         -Since the Department of Health (DOH) is the agency primarily concerned with preventing the spread of such illnesses as HIV, TB, STD, Hepatitis and Non-Communicable Diseases and since there is a high number of these medical cases among those who are applying to work overseas, DOH should provide treatment and monitor these cases to prevent them from posing health risks to their own communities and from pursuing employment overseas through illegal means.

         -Since the common health problems of land-based women OFWs have already been identified, the medical information and campaign to promote good health among these OFWs can be strengthened in their countries of work, with the specific body system-related diseases in mind.  Likewise, needed vaccines, such as Hepa B, should be provided to OFWs before deployment.

         -Health services for women OFWs should be increased in countries where these are not fully extended to migrant workers.  APEC migrant receiving countries can forge agreements for health protection to enable women to join, thrive and rise in the workforce, thus contributing to their integral human development.

         -Since the role of public-private programs and initiatives that address these health needs have been ascertained, the Migrant Health Unit of the DOH, together with its accredited clinics for OFWs, need to spearhead and relentless pursue health education and promotion, focusing their effort and resources on the most pressing health problems of women OFWs.  They not only need to hold awareness programs of OFWs as a group but give one-on-one health counselling and/or coaching, coming out with health programs that are appropriate for each OFW’s situation.  They can do this in partnership with other health service providers in the private sector.  Hopefully, these customized health programs of OFWs will continue even if they are already abroad through the use of telemedicine facilities.  In addition, health insurance companies and health maintenance organizations should include in their coverage health education and promotion, health counselling and coaching, and other wellness programs which address more of the disease prevention side rather than just disease management and treatment. 

         -Since the study found that work and living conditions of OFWs cannot fully promote their welfare and wellness, wellness programs for women OFWs can be designed for specific occupational groups.  This can be implemented overseas though the OWWA and locally through the NRCO to respond to their respective health needs.  The Wellness Program design can include:  a) Awareness sessions on disease prevention and health services in the country of work; b) occupational ergonomics; c) occupational safety and health; d) work and leisure balance; e) healthy psycho-social work environment; f) emotional intelligence and anger management; and g) spiritual well-being based on one’s religious beliefs. 

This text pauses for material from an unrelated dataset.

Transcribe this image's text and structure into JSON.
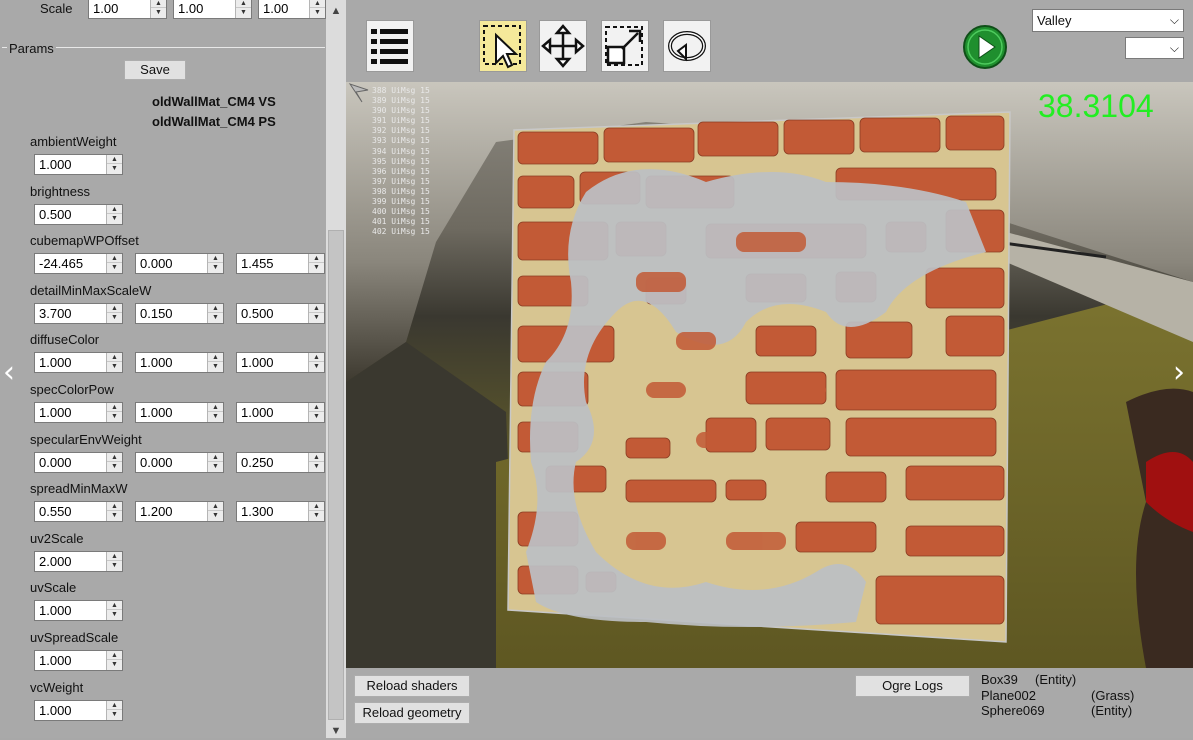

         We should thank award-winning Dr. Veronica Ramirez for coming out with evidence-based recommendations to promote the total well-being or integral human development of the Filipino women OFW who are doing much to help their respective families attain better lives and be real manpower assets for the nation as well as generate the much needed foreign exchange needed to support our indispensable imports as well as the domestic purchasing power that has been a major engine of growth of the Philippine economy for more than a decade.  Without the sacrifices of these women OFWs, the Philippines would not be today one of the fastest growing economies, not only in the East Asian region, but also in the whole world. For comments, my email address is bernardo.villegas@uap.asia.